*AIM OF THE TASK*:
When a line of the entries contains "Service", please list that line.

[[ DATA EXTRACTS open ]]

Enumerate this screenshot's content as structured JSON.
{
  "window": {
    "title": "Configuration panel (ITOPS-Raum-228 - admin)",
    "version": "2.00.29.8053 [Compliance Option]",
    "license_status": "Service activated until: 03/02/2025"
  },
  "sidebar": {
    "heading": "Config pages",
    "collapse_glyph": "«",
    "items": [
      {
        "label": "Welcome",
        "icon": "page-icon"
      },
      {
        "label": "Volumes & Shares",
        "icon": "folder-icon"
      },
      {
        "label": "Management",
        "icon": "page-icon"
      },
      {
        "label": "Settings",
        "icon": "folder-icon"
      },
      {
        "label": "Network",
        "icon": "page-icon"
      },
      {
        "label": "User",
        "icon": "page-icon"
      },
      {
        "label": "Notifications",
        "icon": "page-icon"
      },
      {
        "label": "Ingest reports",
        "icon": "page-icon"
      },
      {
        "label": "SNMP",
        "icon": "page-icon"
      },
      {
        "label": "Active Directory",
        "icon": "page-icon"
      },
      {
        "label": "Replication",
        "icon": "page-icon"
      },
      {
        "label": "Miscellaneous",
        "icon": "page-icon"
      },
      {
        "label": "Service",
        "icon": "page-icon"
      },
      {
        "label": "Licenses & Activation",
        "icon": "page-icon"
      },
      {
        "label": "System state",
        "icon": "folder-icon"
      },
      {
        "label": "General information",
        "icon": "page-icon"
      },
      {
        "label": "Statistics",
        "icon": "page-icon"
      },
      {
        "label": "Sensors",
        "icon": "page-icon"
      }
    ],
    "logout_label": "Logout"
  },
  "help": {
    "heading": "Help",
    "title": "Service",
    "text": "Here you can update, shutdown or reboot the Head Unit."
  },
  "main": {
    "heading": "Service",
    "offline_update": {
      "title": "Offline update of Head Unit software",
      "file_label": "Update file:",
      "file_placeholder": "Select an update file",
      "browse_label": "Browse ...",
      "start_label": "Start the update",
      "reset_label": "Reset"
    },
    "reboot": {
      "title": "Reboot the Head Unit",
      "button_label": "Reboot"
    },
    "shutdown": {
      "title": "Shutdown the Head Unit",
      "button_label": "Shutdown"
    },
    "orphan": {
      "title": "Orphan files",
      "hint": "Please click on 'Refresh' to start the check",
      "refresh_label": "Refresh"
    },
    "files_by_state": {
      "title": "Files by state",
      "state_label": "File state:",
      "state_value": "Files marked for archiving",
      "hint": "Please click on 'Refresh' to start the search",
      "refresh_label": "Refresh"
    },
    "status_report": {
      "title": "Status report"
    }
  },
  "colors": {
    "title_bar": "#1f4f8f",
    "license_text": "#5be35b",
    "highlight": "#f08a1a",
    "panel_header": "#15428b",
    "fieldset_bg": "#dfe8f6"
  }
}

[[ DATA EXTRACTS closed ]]

*RESPONSE BELOW*:
    "license_status": "Service activated until: 03/02/2025"
        "label": "Service",
    "title": "Service",
    "heading": "Service",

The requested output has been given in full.